[Exercise objective]:
Each record is to be copied exactly as written.

[Interface dataset entries]:
######

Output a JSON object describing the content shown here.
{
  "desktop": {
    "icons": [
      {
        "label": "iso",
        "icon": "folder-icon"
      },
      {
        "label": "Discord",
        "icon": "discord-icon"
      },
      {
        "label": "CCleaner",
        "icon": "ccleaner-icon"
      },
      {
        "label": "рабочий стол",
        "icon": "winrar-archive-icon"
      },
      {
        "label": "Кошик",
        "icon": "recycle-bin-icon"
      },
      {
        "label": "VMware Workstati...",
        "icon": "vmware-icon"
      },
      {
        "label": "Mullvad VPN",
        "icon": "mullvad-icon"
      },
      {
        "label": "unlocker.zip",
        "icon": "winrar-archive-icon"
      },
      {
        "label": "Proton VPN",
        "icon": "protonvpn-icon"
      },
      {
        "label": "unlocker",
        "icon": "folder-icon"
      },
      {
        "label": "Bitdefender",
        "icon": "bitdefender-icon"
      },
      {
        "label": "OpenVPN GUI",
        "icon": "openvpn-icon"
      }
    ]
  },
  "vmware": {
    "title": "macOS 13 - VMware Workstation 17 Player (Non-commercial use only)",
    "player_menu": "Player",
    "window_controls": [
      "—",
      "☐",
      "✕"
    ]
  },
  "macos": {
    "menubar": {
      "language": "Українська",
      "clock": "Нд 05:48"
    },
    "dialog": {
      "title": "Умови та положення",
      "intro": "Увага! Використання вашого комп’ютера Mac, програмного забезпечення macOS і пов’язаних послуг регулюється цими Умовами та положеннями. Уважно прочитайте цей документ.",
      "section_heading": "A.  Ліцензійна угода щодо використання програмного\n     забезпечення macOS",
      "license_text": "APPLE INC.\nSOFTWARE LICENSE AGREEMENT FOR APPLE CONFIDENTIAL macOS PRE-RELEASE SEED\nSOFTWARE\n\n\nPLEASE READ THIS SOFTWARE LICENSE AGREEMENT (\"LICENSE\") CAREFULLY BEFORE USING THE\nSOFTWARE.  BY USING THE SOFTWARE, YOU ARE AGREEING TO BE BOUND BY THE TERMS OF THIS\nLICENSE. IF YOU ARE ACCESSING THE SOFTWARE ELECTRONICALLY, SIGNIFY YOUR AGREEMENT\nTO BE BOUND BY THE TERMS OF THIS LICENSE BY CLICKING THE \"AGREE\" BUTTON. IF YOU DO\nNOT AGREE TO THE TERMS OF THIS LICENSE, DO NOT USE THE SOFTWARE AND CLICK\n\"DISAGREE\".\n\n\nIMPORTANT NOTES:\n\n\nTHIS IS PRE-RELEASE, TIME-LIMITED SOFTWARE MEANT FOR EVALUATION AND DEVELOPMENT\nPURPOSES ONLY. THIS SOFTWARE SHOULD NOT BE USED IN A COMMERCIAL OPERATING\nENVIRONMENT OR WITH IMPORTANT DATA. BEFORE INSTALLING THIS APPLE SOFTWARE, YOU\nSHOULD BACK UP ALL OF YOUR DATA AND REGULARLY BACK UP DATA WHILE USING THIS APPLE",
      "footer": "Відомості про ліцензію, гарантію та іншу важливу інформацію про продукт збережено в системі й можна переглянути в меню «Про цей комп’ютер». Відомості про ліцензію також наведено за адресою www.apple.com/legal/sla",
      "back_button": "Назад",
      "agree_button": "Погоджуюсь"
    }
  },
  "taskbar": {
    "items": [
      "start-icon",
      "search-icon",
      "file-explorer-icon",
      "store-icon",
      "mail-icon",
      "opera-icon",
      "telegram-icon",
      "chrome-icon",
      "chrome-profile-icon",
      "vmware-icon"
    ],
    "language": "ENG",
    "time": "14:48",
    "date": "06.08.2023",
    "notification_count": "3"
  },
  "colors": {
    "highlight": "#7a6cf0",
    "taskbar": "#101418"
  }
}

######

[Response box]:
Output a JSON object describing the content shown here.
{
  "desktop": {
    "icons": [
      {
        "label": "iso",
        "icon": "folder-icon"
      },
      {
        "label": "Discord",
        "icon": "discord-icon"
      },
      {
        "label": "CCleaner",
        "icon": "ccleaner-icon"
      },
      {
        "label": "рабочий стол",
        "icon": "winrar-archive-icon"
      },
      {
        "label": "Кошик",
        "icon": "recycle-bin-icon"
      },
      {
        "label": "VMware Workstati...",
        "icon": "vmware-icon"
      },
      {
        "label": "Mullvad VPN",
        "icon": "mullvad-icon"
      },
      {
        "label": "unlocker.zip",
        "icon": "winrar-archive-icon"
      },
      {
        "label": "Proton VPN",
        "icon": "protonvpn-icon"
      },
      {
        "label": "unlocker",
        "icon": "folder-icon"
      },
      {
        "label": "Bitdefender",
        "icon": "bitdefender-icon"
      },
      {
        "label": "OpenVPN GUI",
        "icon": "openvpn-icon"
      }
    ]
  },
  "vmware": {
    "title": "macOS 13 - VMware Workstation 17 Player (Non-commercial use only)",
    "player_menu": "Player",
    "window_controls": [
      "—",
      "☐",
      "✕"
    ]
  },
  "macos": {
    "menubar": {
      "language": "Українська",
      "clock": "Нд 05:48"
    },
    "dialog": {
      "title": "Умови та положення",
      "intro": "Увага! Використання вашого комп’ютера Mac, програмного забезпечення macOS і пов’язаних послуг регулюється цими Умовами та положеннями. Уважно прочитайте цей документ.",
      "section_heading": "A.  Ліцензійна угода щодо використання програмного\n     забезпечення macOS",
      "license_text": "APPLE INC.\nSOFTWARE LICENSE AGREEMENT FOR APPLE CONFIDENTIAL macOS PRE-RELEASE SEED\nSOFTWARE\n\n\nPLEASE READ THIS SOFTWARE LICENSE AGREEMENT (\"LICENSE\") CAREFULLY BEFORE USING THE\nSOFTWARE.  BY USING THE SOFTWARE, YOU ARE AGREEING TO BE BOUND BY THE TERMS OF THIS\nLICENSE. IF YOU ARE ACCESSING THE SOFTWARE ELECTRONICALLY, SIGNIFY YOUR AGREEMENT\nTO BE BOUND BY THE TERMS OF THIS LICENSE BY CLICKING THE \"AGREE\" BUTTON. IF YOU DO\nNOT AGREE TO THE TERMS OF THIS LICENSE, DO NOT USE THE SOFTWARE AND CLICK\n\"DISAGREE\".\n\n\nIMPORTANT NOTES:\n\n\nTHIS IS PRE-RELEASE, TIME-LIMITED SOFTWARE MEANT FOR EVALUATION AND DEVELOPMENT\nPURPOSES ONLY. THIS SOFTWARE SHOULD NOT BE USED IN A COMMERCIAL OPERATING\nENVIRONMENT OR WITH IMPORTANT DATA. BEFORE INSTALLING THIS APPLE SOFTWARE, YOU\nSHOULD BACK UP ALL OF YOUR DATA AND REGULARLY BACK UP DATA WHILE USING THIS APPLE",
      "footer": "Відомості про ліцензію, гарантію та іншу важливу інформацію про продукт збережено в системі й можна переглянути в меню «Про цей комп’ютер». Відомості про ліцензію також наведено за адресою www.apple.com/legal/sla",
      "back_button": "Назад",
      "agree_button": "Погоджуюсь"
    }
  },
  "taskbar": {
    "items": [
      "start-icon",
      "search-icon",
      "file-explorer-icon",
      "store-icon",
      "mail-icon",
      "opera-icon",
      "telegram-icon",
      "chrome-icon",
      "chrome-profile-icon",
      "vmware-icon"
    ],
    "language": "ENG",
    "time": "14:48",
    "date": "06.08.2023",
    "notification_count": "3"
  },
  "colors": {
    "highlight": "#7a6cf0",
    "taskbar": "#101418"
  }
}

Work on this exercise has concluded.